Views: 0 Author: Site Editor Publish Time: 2022-02-09 Origin: Site
Although Covid-19 has affected the freight industry very much, however air freight has maintained a steady growth in recent months.
According to the international Air Transport Association's (IATA) regular report on global air cargo, global air cargo demand in October 2021 continued to be well above pre-pandemic levels, with capacity bottlenecks easing slightly. Global air cargo demand (measured in freight tonnage kilometres or "CTKs") increased by 9.4% year-on-year in October 2019 (international demand increased by 10.4%).
IATA information shows that supply chain disruptions and the resulting delivery delays are causing suppliers to take too long to deliver. Manufacturers often use faster air freight to make up for lost time in production. In the run-up to year-end retail activity peaks such as Christmas, the store-to-sales ratio remains low, favouring air freight, which manufacturers are turning to quickly to meet demand.
However, in 2021, due to the port congestion and ocean freight cost soaring, air freightget increasing advancetages by its fast transit time and rather cheap cost performance.
According to IATA, global goods trade and industrial production remain above pre-pandemic levels, while air freight is highly competitive with containerised transport: before the crisis, air freight averaged 12.5 times more expensive than sea freight. By September 2021, air fares will be only three times higher than sea fares.
Before the Covid-19, airlines used winter pricing for their winter schedules and summer pricing for their summer schedules, but now they can even update their prices twice a day, and freight forwarding digital booking, which was in its infancy before the pandemic, has taken advantage of the opportunity to grow.

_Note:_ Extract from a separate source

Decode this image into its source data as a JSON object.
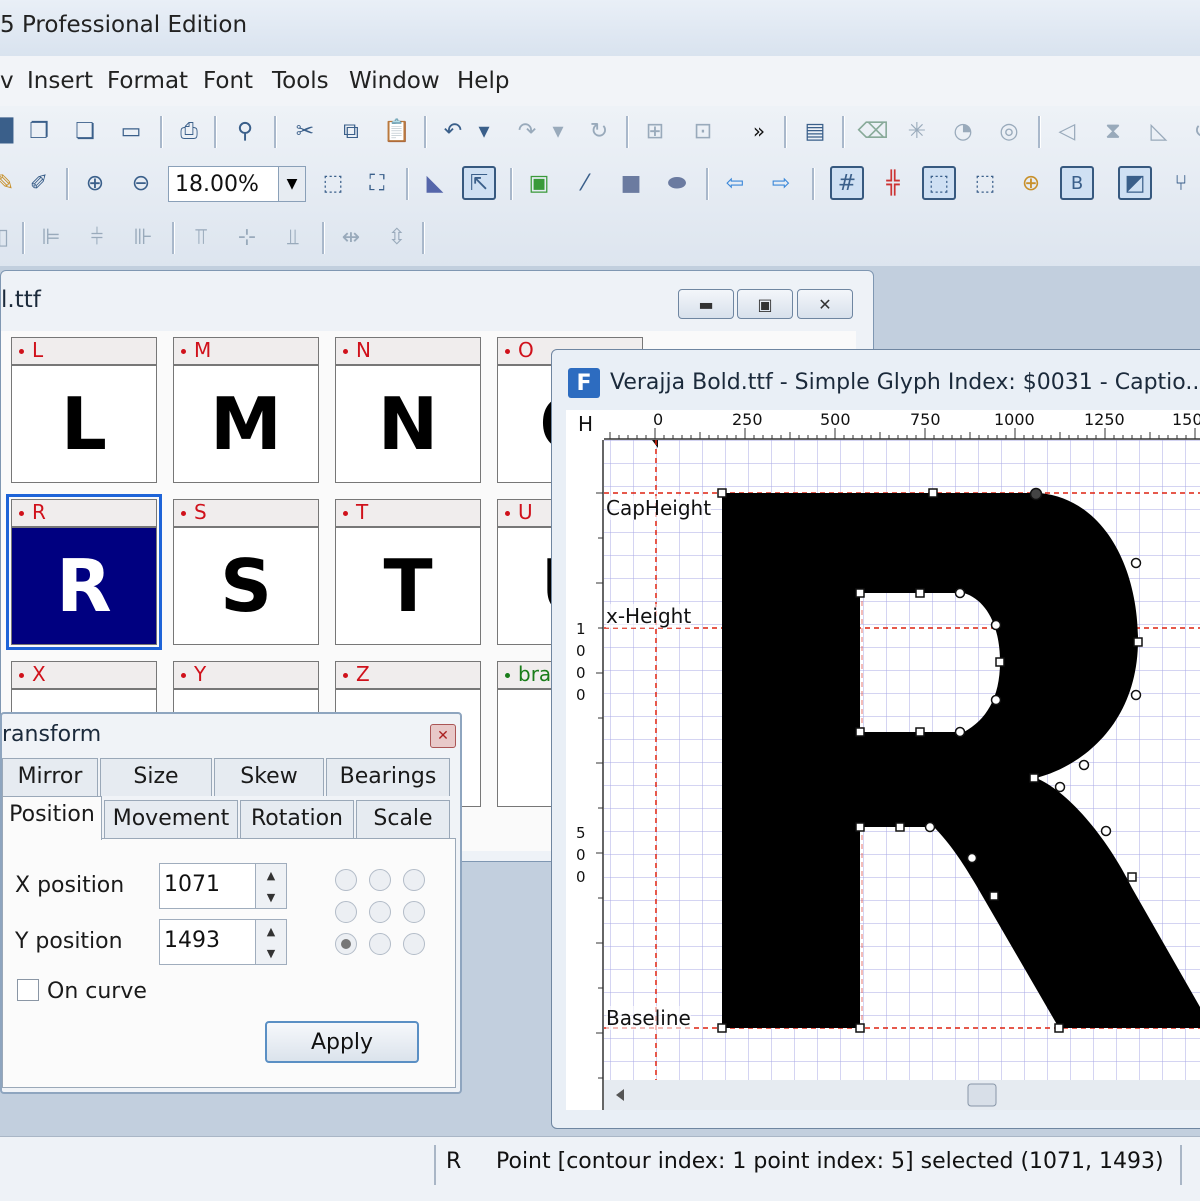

It’s easy to see:the air freight industry in the next stage will continue to develop in a good direction.